Urinalysis yaitu substances which can be screened for : Protein : A morning specimen is best for detecting abnormal levels of protein, hich may indicate hypertension, pre-eclampsia, glomerulonephritis, infection, or diabetes. Normal urine has a low level of albumin Blood Ketones Nitrite : Presence may indicate infection, renal stones, injury to the urinary tract or kidneys, or malignancy. Blood is not normally present in urine : Are produced by the breakdown of fatty acids. Can be indicative of uncontrolled diabetes or anorexia : Optimal results are obtained from first morning specimen of urine, or urine passed four hours after the last voiding. Indicative of infection. Not normally present Glucose : Present if renal absorption is abnormal, or patient has raised blood glucose levels. Not normally present in urine Urobilinogen : Small amount normally present, but elevated levels indicate hepatic abnormalities or red blood cell breakdown Bilirubin : May indicate biliary disease. In conjunction with raised levels of urobilinogen, may indicate hepatic disease Urine Test for Culture & Sensitivity In this test, urine is tested for organisms that may cause an infection. This test can also tell the physician which are the best antibiotics to use if there is an infection. Patient Preparation & Procedure Ideally, the sample is collected in the morning because urine is more concentrated then. The vulva or tip of the penis must be cleaned well with soap and water and dried with sterile gauze. This helps to prevent any bacteria normally found on the skin from getting into the urine sample.

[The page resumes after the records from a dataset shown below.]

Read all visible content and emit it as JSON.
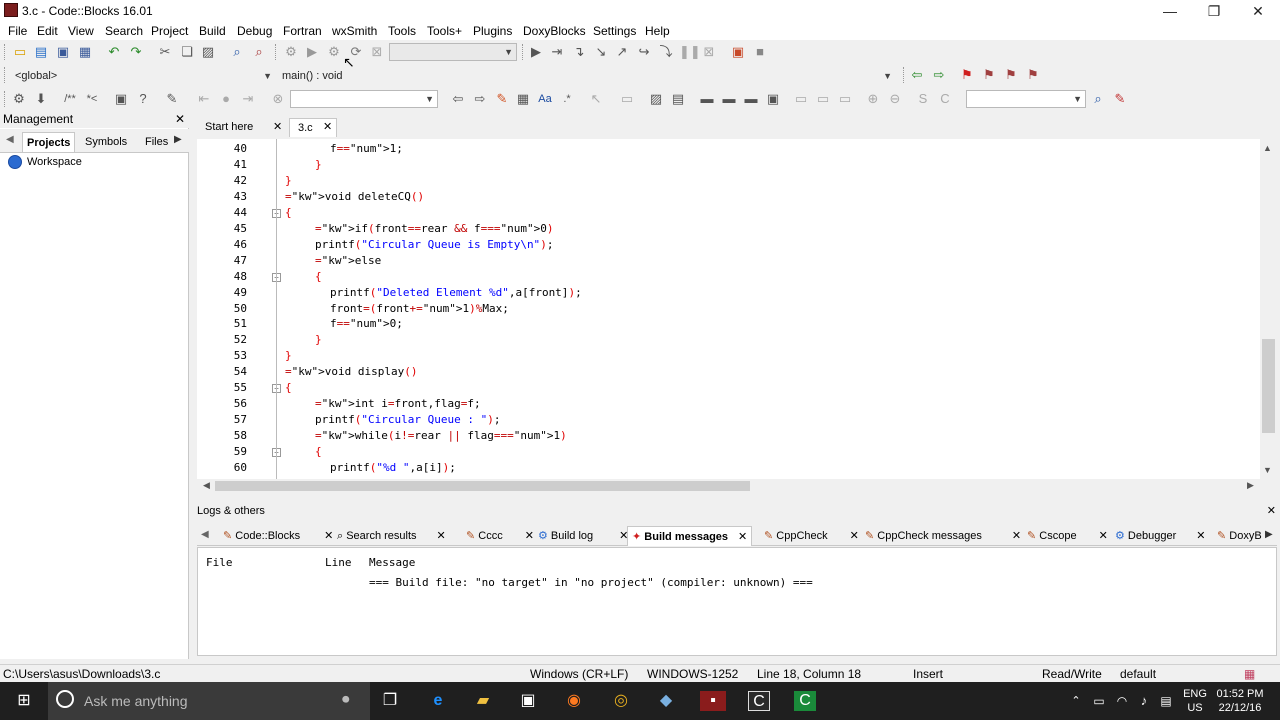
{
  "window": {
    "title": "3.c - Code::Blocks 16.01",
    "controls": {
      "minimize": "—",
      "restore": "❐",
      "close": "✕"
    }
  },
  "menu": [
    "File",
    "Edit",
    "View",
    "Search",
    "Project",
    "Build",
    "Debug",
    "Fortran",
    "wxSmith",
    "Tools",
    "Tools+",
    "Plugins",
    "DoxyBlocks",
    "Settings",
    "Help"
  ],
  "code_toolbar": {
    "scope": "<global>",
    "function": "main() : void"
  },
  "management": {
    "title": "Management",
    "tabs": [
      "Projects",
      "Symbols",
      "Files"
    ],
    "workspace_label": "Workspace"
  },
  "editor_tabs": [
    "Start here",
    "3.c"
  ],
  "code_lines": [
    {
      "n": "40",
      "indent": 3,
      "text": "f=1;"
    },
    {
      "n": "41",
      "indent": 2,
      "text": "}"
    },
    {
      "n": "42",
      "indent": 0,
      "text": "}"
    },
    {
      "n": "43",
      "indent": 0,
      "text": "void deleteCQ()"
    },
    {
      "n": "44",
      "indent": 0,
      "text": "{"
    },
    {
      "n": "45",
      "indent": 2,
      "text": "if(front==rear && f==0)"
    },
    {
      "n": "46",
      "indent": 2,
      "text": "printf(\"Circular Queue is Empty\\n\");"
    },
    {
      "n": "47",
      "indent": 2,
      "text": "else"
    },
    {
      "n": "48",
      "indent": 2,
      "text": "{"
    },
    {
      "n": "49",
      "indent": 3,
      "text": "printf(\"Deleted Element %d\",a[front]);"
    },
    {
      "n": "50",
      "indent": 3,
      "text": "front=(front+1)%Max;"
    },
    {
      "n": "51",
      "indent": 3,
      "text": "f=0;"
    },
    {
      "n": "52",
      "indent": 2,
      "text": "}"
    },
    {
      "n": "53",
      "indent": 0,
      "text": "}"
    },
    {
      "n": "54",
      "indent": 0,
      "text": "void display()"
    },
    {
      "n": "55",
      "indent": 0,
      "text": "{"
    },
    {
      "n": "56",
      "indent": 2,
      "text": "int i=front,flag=f;"
    },
    {
      "n": "57",
      "indent": 2,
      "text": "printf(\"Circular Queue : \");"
    },
    {
      "n": "58",
      "indent": 2,
      "text": "while(i!=rear || flag==1)"
    },
    {
      "n": "59",
      "indent": 2,
      "text": "{"
    },
    {
      "n": "60",
      "indent": 3,
      "text": "printf(\"%d \",a[i]);"
    }
  ],
  "logs": {
    "title": "Logs & others",
    "tabs": [
      "Code::Blocks",
      "Search results",
      "Cccc",
      "Build log",
      "Build messages",
      "CppCheck",
      "CppCheck messages",
      "Cscope",
      "Debugger",
      "DoxyB"
    ],
    "active_tab": "Build messages",
    "columns": [
      "File",
      "Line",
      "Message"
    ],
    "message": "=== Build file: \"no target\" in \"no project\" (compiler: unknown) ==="
  },
  "status": {
    "path": "C:\\Users\\asus\\Downloads\\3.c",
    "eol": "Windows (CR+LF)",
    "encoding": "WINDOWS-1252",
    "position": "Line 18, Column 18",
    "mode": "Insert",
    "access": "Read/Write",
    "profile": "default"
  },
  "taskbar": {
    "search_placeholder": "Ask me anything",
    "lang_line1": "ENG",
    "lang_line2": "US",
    "time": "01:52 PM",
    "date": "22/12/16"
  }
}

A clean catch or midstream sample is needed. Patients must begin to urinate into the toilet, stop, and then continue to urinate into a sterile plastic jar. When finished, patients should tell the nurse because the sample must be sent to the lab right away. Some patients find it hard to urinate into the small container and may want to wear plastic gloves. Gloves are kept in all patient rooms.